DIRECTIONS FOR THIS TASK |
Copy out all the entries word for word.

RECORDS SHOWN |
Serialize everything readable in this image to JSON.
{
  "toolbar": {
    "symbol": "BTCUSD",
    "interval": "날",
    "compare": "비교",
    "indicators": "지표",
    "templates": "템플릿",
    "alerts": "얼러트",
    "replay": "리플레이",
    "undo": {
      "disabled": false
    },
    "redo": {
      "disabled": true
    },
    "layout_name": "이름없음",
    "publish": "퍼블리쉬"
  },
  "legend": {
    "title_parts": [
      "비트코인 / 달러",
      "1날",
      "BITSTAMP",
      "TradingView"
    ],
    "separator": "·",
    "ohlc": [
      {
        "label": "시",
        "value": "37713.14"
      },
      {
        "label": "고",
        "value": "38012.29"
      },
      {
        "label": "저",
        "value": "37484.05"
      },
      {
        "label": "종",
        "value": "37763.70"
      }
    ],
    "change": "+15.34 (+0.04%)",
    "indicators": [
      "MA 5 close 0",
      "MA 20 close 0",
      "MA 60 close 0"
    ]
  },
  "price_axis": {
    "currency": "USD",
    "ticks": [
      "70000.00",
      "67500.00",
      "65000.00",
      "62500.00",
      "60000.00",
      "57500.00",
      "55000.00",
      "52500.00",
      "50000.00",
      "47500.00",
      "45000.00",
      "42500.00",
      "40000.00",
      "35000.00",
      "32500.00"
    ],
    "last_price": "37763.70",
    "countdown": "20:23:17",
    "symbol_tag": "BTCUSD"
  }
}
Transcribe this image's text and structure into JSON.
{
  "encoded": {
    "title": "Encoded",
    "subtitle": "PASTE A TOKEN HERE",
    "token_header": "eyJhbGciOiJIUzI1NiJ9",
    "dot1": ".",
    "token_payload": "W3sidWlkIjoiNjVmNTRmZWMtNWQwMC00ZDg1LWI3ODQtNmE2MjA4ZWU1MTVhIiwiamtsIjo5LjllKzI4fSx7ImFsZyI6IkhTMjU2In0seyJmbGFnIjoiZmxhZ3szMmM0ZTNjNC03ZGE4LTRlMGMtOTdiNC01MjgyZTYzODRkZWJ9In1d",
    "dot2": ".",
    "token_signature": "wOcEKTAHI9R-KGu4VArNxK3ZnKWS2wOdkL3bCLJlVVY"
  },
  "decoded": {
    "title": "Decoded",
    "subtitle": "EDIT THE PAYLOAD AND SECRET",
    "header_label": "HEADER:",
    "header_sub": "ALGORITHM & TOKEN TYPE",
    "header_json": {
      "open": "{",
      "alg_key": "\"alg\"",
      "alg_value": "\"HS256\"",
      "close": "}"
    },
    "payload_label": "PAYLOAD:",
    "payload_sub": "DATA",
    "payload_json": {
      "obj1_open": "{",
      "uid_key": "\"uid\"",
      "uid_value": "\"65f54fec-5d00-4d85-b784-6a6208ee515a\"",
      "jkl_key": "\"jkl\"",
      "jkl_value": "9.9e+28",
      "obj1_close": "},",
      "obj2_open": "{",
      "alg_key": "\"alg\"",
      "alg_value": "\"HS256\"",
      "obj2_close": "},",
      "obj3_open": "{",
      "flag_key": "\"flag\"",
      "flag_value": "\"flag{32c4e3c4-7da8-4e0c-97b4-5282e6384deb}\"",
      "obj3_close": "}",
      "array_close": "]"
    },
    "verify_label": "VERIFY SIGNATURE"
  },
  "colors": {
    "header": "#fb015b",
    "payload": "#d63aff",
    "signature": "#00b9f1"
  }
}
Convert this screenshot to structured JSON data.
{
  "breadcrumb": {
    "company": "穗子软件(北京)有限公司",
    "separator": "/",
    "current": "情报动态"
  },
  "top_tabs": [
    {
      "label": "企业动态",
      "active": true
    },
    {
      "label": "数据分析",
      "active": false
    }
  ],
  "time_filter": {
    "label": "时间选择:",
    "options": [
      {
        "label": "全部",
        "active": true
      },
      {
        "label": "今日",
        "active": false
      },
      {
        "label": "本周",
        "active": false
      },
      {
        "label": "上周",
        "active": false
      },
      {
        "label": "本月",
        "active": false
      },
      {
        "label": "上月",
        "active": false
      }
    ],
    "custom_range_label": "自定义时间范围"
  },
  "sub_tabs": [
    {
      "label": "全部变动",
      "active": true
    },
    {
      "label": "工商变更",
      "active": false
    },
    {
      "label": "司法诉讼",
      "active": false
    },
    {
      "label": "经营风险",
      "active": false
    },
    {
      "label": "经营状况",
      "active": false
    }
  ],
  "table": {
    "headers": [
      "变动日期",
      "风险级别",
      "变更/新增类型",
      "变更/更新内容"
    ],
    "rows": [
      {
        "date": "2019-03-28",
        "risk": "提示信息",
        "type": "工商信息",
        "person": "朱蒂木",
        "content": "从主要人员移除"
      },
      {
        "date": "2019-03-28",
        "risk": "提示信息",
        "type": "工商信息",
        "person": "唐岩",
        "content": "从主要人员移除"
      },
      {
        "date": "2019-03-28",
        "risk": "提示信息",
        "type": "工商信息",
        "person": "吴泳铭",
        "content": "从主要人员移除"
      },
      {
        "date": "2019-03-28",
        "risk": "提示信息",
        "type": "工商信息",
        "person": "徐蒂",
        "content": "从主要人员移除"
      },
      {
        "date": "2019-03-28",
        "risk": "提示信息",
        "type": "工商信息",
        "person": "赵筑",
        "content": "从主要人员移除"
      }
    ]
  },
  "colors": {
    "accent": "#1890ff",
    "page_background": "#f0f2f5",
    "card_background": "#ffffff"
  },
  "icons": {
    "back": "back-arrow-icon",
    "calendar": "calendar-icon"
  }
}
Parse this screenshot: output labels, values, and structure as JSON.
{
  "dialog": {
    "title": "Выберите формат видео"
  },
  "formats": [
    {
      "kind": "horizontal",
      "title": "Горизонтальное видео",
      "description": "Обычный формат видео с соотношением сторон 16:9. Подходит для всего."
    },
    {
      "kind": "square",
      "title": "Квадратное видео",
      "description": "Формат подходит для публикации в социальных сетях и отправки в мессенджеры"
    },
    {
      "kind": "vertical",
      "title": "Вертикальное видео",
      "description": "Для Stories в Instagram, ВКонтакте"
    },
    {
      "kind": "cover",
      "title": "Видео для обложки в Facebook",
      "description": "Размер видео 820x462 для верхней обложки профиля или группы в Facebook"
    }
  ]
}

FINISHED TASK |
Serialize everything readable in this image to JSON.
{
  "toolbar": {
    "symbol": "BTCUSD",
    "interval": "날",
    "compare": "비교",
    "indicators": "지표",
    "templates": "템플릿",
    "alerts": "얼러트",
    "replay": "리플레이",
    "undo": {
      "disabled": false
    },
    "redo": {
      "disabled": true
    },
    "layout_name": "이름없음",
    "publish": "퍼블리쉬"
  },
  "legend": {
    "title_parts": [
      "비트코인 / 달러",
      "1날",
      "BITSTAMP",
      "TradingView"
    ],
    "separator": "·",
    "ohlc": [
      {
        "label": "시",
        "value": "37713.14"
      },
      {
        "label": "고",
        "value": "38012.29"
      },
      {
        "label": "저",
        "value": "37484.05"
      },
      {
        "label": "종",
        "value": "37763.70"
      }
    ],
    "change": "+15.34 (+0.04%)",
    "indicators": [
      "MA 5 close 0",
      "MA 20 close 0",
      "MA 60 close 0"
    ]
  },
  "price_axis": {
    "currency": "USD",
    "ticks": [
      "70000.00",
      "67500.00",
      "65000.00",
      "62500.00",
      "60000.00",
      "57500.00",
      "55000.00",
      "52500.00",
      "50000.00",
      "47500.00",
      "45000.00",
      "42500.00",
      "40000.00",
      "35000.00",
      "32500.00"
    ],
    "last_price": "37763.70",
    "countdown": "20:23:17",
    "symbol_tag": "BTCUSD"
  }
}
Transcribe this image's text and structure into JSON.
{
  "encoded": {
    "title": "Encoded",
    "subtitle": "PASTE A TOKEN HERE",
    "token_header": "eyJhbGciOiJIUzI1NiJ9",
    "dot1": ".",
    "token_payload": "W3sidWlkIjoiNjVmNTRmZWMtNWQwMC00ZDg1LWI3ODQtNmE2MjA4ZWU1MTVhIiwiamtsIjo5LjllKzI4fSx7ImFsZyI6IkhTMjU2In0seyJmbGFnIjoiZmxhZ3szMmM0ZTNjNC03ZGE4LTRlMGMtOTdiNC01MjgyZTYzODRkZWJ9In1d",
    "dot2": ".",
    "token_signature": "wOcEKTAHI9R-KGu4VArNxK3ZnKWS2wOdkL3bCLJlVVY"
  },
  "decoded": {
    "title": "Decoded",
    "subtitle": "EDIT THE PAYLOAD AND SECRET",
    "header_label": "HEADER:",
    "header_sub": "ALGORITHM & TOKEN TYPE",
    "header_json": {
      "open": "{",
      "alg_key": "\"alg\"",
      "alg_value": "\"HS256\"",
      "close": "}"
    },
    "payload_label": "PAYLOAD:",
    "payload_sub": "DATA",
    "payload_json": {
      "obj1_open": "{",
      "uid_key": "\"uid\"",
      "uid_value": "\"65f54fec-5d00-4d85-b784-6a6208ee515a\"",
      "jkl_key": "\"jkl\"",
      "jkl_value": "9.9e+28",
      "obj1_close": "},",
      "obj2_open": "{",
      "alg_key": "\"alg\"",
      "alg_value": "\"HS256\"",
      "obj2_close": "},",
      "obj3_open": "{",
      "flag_key": "\"flag\"",
      "flag_value": "\"flag{32c4e3c4-7da8-4e0c-97b4-5282e6384deb}\"",
      "obj3_close": "}",
      "array_close": "]"
    },
    "verify_label": "VERIFY SIGNATURE"
  },
  "colors": {
    "header": "#fb015b",
    "payload": "#d63aff",
    "signature": "#00b9f1"
  }
}
Convert this screenshot to structured JSON data.
{
  "breadcrumb": {
    "company": "穗子软件(北京)有限公司",
    "separator": "/",
    "current": "情报动态"
  },
  "top_tabs": [
    {
      "label": "企业动态",
      "active": true
    },
    {
      "label": "数据分析",
      "active": false
    }
  ],
  "time_filter": {
    "label": "时间选择:",
    "options": [
      {
        "label": "全部",
        "active": true
      },
      {
        "label": "今日",
        "active": false
      },
      {
        "label": "本周",
        "active": false
      },
      {
        "label": "上周",
        "active": false
      },
      {
        "label": "本月",
        "active": false
      },
      {
        "label": "上月",
        "active": false
      }
    ],
    "custom_range_label": "自定义时间范围"
  },
  "sub_tabs": [
    {
      "label": "全部变动",
      "active": true
    },
    {
      "label": "工商变更",
      "active": false
    },
    {
      "label": "司法诉讼",
      "active": false
    },
    {
      "label": "经营风险",
      "active": false
    },
    {
      "label": "经营状况",
      "active": false
    }
  ],
  "table": {
    "headers": [
      "变动日期",
      "风险级别",
      "变更/新增类型",
      "变更/更新内容"
    ],
    "rows": [
      {
        "date": "2019-03-28",
        "risk": "提示信息",
        "type": "工商信息",
        "person": "朱蒂木",
        "content": "从主要人员移除"
      },
      {
        "date": "2019-03-28",
        "risk": "提示信息",
        "type": "工商信息",
        "person": "唐岩",
        "content": "从主要人员移除"
      },
      {
        "date": "2019-03-28",
        "risk": "提示信息",
        "type": "工商信息",
        "person": "吴泳铭",
        "content": "从主要人员移除"
      },
      {
        "date": "2019-03-28",
        "risk": "提示信息",
        "type": "工商信息",
        "person": "徐蒂",
        "content": "从主要人员移除"
      },
      {
        "date": "2019-03-28",
        "risk": "提示信息",
        "type": "工商信息",
        "person": "赵筑",
        "content": "从主要人员移除"
      }
    ]
  },
  "colors": {
    "accent": "#1890ff",
    "page_background": "#f0f2f5",
    "card_background": "#ffffff"
  },
  "icons": {
    "back": "back-arrow-icon",
    "calendar": "calendar-icon"
  }
}
Parse this screenshot: output labels, values, and structure as JSON.
{
  "dialog": {
    "title": "Выберите формат видео"
  },
  "formats": [
    {
      "kind": "horizontal",
      "title": "Горизонтальное видео",
      "description": "Обычный формат видео с соотношением сторон 16:9. Подходит для всего."
    },
    {
      "kind": "square",
      "title": "Квадратное видео",
      "description": "Формат подходит для публикации в социальных сетях и отправки в мессенджеры"
    },
    {
      "kind": "vertical",
      "title": "Вертикальное видео",
      "description": "Для Stories в Instagram, ВКонтакте"
    },
    {
      "kind": "cover",
      "title": "Видео для обложки в Facebook",
      "description": "Размер видео 820x462 для верхней обложки профиля или группы в Facebook"
    }
  ]
}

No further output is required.